Mexico vs. Uruguay was supposed to be the best match of the first week of Copa America Centenario. Expectations were high, maybe even too high for a match that was hurt from the start by an injury to Luis Suarez. But over 90 minutes, the two sides somehow managed to be even more entertaining than anyone could have predicted.
It was the perfect mix of some good players, fine play, tactical naivete to open up the pitch and, most importantly, craziness. The match made absolutely no sense, and it was wonderful.
Mexico scored the opener in three minutes. Although no one on Mexico got credit for the goal because Alvaro Pereira actually headed the ball into his own net thanks to Hector Herrera coming in like a bulldozer.
From there, it looked like Mexico would cruise, and they nearly did. But they were undone by a red card. You know, a Uruguay red card.
Matias Vecino picked up his second yellow card and was escorted off the field, which was a killer to Mexico. All of a sudden they couldn’t keep the ball. They couldn’t attack. They couldn’t defend. Uruguay got a chance in alone on goal and two other glorious opportunities before Diego Godin found the back of the net to bring the match level.
Exactly how Uruguay going down a man ruined Mexico is unclear. It defies logic, but logic was in short supply at University of Phoenix Stadium.
Naturally, when El Tri were reduced to 10 men thanks to Andres Guardado’s red card, they suddenly remembered how to play soccer again. That’s just generally how this match went. So when Mexico started threatening the Uruguay goal again, no longer hampered by a numerical advantage, you just shrugged your shoulders and accepted it.
Finally, after several blown chances and the woodwork, Mexico went back in front. And because this match just couldn’t be normal, the goal scorer was both the oldest player on the pitch and a centerback. Rafael Marquez was able to blast home from eight yards and again, the crowd lost its mind.

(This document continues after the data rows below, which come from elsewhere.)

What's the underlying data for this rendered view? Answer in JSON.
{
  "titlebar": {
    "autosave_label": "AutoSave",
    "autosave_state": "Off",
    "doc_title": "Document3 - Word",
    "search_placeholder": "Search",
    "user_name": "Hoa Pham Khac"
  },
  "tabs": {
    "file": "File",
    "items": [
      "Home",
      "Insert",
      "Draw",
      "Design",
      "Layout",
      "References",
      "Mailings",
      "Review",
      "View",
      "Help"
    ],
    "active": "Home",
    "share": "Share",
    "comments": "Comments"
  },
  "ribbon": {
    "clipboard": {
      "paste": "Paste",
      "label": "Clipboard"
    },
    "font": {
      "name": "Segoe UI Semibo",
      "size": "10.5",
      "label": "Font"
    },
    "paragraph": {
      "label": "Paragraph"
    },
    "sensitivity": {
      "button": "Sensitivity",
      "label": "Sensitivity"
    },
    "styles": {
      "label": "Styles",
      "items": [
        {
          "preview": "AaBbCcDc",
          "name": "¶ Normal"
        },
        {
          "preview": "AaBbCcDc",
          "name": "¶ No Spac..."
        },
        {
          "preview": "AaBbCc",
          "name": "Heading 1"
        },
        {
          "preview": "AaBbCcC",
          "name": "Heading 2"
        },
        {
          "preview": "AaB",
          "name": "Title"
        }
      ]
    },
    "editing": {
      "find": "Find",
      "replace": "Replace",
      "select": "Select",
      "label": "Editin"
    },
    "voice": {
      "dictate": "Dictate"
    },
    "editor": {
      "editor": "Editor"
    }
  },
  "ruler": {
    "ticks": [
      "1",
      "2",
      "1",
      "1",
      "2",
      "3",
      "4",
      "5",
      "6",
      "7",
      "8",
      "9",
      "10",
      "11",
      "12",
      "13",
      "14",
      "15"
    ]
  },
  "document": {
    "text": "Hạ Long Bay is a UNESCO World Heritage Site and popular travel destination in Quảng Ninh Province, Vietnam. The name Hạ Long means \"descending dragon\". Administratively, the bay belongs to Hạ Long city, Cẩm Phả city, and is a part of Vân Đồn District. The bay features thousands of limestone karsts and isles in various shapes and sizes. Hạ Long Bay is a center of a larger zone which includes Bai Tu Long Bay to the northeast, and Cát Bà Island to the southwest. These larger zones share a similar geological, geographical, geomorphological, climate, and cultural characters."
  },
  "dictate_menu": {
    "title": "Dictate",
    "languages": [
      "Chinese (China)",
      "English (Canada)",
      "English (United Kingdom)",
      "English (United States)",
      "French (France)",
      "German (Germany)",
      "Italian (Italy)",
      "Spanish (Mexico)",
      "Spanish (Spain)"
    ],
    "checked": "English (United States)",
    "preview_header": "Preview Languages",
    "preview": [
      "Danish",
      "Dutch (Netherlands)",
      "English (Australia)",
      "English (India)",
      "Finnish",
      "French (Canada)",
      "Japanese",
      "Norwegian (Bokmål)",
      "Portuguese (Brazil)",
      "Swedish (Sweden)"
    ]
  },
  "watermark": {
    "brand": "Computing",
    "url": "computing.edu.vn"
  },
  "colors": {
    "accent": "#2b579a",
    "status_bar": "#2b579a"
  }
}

So did Uruguay, who thought the goal should have been ruled offside, but they also thought all the calls that were made in the previous 10 minutes were unfair.
Down a goal, Uruguay decided that the referee was their enemy and swarmed him every chance they got. That was especially true when Herrera put the match away in stoppage time.

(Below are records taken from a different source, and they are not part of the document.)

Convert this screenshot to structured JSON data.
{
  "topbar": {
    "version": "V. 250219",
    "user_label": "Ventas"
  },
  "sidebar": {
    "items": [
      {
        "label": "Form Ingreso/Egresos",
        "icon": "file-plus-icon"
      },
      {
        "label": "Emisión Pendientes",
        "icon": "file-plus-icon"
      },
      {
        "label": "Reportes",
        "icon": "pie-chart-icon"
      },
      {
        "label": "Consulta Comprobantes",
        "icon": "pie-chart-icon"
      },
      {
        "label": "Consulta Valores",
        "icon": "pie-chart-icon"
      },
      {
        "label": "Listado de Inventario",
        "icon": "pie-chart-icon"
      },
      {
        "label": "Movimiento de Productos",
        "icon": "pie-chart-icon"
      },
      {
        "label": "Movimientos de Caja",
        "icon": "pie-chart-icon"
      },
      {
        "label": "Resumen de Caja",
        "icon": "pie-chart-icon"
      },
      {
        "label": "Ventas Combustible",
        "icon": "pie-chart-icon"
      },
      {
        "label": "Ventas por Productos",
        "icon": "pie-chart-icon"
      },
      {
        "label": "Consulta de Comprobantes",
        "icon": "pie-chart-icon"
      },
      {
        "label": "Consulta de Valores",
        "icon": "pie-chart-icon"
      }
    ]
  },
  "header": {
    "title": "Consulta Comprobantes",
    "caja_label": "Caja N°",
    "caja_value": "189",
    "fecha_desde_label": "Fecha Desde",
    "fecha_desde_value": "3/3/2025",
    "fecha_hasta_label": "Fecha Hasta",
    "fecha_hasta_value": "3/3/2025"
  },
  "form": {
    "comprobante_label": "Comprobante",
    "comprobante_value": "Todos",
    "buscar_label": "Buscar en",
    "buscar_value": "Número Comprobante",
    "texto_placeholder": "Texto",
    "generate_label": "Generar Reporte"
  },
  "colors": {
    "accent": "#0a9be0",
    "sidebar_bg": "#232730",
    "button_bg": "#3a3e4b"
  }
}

When the final whistle went, Uruguay went at the ref one more time. Fernando Muslera had to be held back by his teammates, but those teammates also berated the man with the whistle.

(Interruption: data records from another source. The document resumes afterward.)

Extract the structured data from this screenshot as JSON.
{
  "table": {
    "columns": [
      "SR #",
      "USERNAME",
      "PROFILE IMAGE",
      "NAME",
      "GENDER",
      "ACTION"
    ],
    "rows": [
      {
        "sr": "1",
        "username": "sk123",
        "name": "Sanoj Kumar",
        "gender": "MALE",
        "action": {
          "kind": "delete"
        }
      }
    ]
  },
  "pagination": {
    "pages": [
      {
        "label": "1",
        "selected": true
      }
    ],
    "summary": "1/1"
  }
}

All the while Mexico celebrated.
El Tri entered the tournament as a popular dark horse to win Copa America Centenario. And after one match, a terrific result for Mexico, they learned a few things – like that being up a man is a killer for them. That their fans still love to throw drinks at opposing players. That they may not completely lose their heads when things go sideways.
The last one is important because things were as sideways as they come. Any predictions anyone made about the match were proven wrong if only because nobody could have predicted such madness. And the most surprising part? Suarez didn’t even have to play for it go pants on head crazy.